  3. Sprinkle with remaining cilantro. Enjoy with some leafy greens, baked sweet potato, or sweet potato hash!  Yum.

PhotoGrid_1391522348804

Shrimp Ceviche

You need:

  • 1 pound of cleaned, deveined shrimp
  • 1 red bell pepper, diced
  • 2 small/medium tomatoes, diced
  • 1 mango, diced
  • 1/2 red onion, diced
  • 1 jalapeno pepper, seeds removed, diced finely
  • 3/4 cup fresh squeezed lime juice
  • 1/4 – 1/2 cup fresh squeezed orange juice
  • 1/4 cup fresh squeezed lemon juice
  • 1-2 Tbsp red wine vinegar
  • 1/2 cup chopped cilantro
  • 2 cloves garlic, minced (optional)
  1. Bring a large pot of salted water to a boil.  Add your shrimp and blanch for 2-3 minutes.  I like to do this but some people don’t.  It’s really up to you.  I think it improves the color and texture of the shrimp.
  2. Combine all ingredients in a large bowl.  Mix it up well.  Let it sit in the refrigerator at least 4 hours but overnight is better.
  3. Enjoy with some slices of avocado.  Make sure you get some of the juice on the avocado :)

PhotoGrid_1391522403617

The best part about both these dishes, besides the awesome amounts of protein, is that they get better as they sit in the fridge.  My lunch the next day was fantastic.  I was so satisfied and I definitely did not feel like I was “eating clean” even though I was.  I added a few thinly sliced sweet plantains that I cooked in a small amount of coconut oil and…yeah.  It was tasty.

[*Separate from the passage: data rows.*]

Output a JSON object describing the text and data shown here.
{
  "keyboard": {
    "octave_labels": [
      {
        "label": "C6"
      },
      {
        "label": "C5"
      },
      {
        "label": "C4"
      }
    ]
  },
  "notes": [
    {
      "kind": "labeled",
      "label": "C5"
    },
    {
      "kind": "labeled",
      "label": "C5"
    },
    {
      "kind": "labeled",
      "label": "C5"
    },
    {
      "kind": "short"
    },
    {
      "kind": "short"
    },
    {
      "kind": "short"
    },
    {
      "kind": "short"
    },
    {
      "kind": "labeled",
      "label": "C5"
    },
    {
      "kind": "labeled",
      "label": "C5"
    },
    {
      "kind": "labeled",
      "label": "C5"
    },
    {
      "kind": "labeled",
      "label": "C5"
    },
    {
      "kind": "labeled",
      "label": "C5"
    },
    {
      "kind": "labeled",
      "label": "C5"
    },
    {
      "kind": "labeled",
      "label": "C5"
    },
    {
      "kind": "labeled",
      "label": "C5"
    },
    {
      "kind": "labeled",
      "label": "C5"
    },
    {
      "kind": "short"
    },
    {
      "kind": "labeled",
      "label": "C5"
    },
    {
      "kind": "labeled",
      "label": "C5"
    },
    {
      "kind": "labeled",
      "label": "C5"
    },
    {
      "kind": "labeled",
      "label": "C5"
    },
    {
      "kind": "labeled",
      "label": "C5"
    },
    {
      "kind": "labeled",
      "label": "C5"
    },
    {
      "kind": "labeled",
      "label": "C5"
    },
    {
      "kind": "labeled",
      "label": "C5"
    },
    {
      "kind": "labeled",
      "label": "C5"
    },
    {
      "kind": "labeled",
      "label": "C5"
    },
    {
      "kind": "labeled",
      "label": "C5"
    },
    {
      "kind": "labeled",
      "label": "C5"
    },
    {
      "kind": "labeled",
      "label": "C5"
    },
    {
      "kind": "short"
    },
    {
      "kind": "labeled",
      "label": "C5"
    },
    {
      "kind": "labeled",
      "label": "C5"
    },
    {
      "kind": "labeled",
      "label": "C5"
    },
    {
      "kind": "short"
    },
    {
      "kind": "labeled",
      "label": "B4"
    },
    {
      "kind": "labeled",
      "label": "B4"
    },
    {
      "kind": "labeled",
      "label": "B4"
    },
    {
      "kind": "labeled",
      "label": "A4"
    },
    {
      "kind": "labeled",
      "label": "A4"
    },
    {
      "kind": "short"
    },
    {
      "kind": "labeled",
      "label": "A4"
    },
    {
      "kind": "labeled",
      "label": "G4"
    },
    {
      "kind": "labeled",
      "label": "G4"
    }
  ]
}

PhotoGrid_1391522457184Check out my Paleo board on Pinterest!